(Dataset rows describing interfaces)

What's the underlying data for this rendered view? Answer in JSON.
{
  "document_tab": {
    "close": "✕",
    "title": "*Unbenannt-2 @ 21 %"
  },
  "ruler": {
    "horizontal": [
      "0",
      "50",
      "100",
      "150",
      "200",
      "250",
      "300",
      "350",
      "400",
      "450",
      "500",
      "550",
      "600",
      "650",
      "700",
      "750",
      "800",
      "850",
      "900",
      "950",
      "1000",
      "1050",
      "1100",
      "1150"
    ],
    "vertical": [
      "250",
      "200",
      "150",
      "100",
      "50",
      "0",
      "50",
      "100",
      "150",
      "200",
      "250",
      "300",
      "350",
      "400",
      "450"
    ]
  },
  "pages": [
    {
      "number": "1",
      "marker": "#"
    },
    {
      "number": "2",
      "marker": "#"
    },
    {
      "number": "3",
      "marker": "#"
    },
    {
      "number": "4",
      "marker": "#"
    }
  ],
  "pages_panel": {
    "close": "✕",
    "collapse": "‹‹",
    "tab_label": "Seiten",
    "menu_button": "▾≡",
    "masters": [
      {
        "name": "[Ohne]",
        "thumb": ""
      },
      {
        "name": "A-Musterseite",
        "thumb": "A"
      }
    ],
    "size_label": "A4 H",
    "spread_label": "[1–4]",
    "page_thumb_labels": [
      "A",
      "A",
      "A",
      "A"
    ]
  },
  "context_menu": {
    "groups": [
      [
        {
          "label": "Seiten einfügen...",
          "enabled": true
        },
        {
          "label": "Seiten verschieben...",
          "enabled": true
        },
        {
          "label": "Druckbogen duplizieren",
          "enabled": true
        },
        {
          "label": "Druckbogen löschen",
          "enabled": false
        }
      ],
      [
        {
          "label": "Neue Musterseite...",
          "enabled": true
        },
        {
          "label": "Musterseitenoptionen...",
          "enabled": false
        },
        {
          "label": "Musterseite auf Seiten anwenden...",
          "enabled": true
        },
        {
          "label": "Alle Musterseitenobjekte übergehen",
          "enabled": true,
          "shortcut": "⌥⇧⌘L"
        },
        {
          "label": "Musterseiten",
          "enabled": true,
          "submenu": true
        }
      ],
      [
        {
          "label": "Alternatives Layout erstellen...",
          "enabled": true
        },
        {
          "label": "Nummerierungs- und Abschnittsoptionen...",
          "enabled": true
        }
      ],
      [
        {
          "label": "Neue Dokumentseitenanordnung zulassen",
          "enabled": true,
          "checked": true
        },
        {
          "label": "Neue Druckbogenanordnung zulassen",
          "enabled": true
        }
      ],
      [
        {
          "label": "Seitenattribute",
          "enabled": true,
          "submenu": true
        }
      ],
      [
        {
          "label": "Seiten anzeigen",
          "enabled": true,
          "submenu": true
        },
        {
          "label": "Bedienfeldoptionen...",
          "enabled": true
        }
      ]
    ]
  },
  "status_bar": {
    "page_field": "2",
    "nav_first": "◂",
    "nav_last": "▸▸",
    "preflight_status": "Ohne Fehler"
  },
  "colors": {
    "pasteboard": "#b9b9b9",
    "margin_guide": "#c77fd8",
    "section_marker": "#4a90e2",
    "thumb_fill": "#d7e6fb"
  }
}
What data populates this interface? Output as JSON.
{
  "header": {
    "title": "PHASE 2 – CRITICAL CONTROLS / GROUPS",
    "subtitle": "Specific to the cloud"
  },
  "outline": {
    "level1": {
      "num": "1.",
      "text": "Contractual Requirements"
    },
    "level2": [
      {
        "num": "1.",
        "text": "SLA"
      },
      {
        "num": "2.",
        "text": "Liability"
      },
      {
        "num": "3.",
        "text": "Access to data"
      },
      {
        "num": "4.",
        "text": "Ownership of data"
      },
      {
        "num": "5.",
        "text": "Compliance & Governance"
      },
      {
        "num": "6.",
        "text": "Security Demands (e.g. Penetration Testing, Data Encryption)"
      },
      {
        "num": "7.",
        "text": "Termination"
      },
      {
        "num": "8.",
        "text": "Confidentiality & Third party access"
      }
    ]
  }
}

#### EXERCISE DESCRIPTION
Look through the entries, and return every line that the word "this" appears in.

#### EXPECTED ANSWER
What's the underlying data for this rendered view? Answer in JSON.
What data populates this interface? Output as JSON.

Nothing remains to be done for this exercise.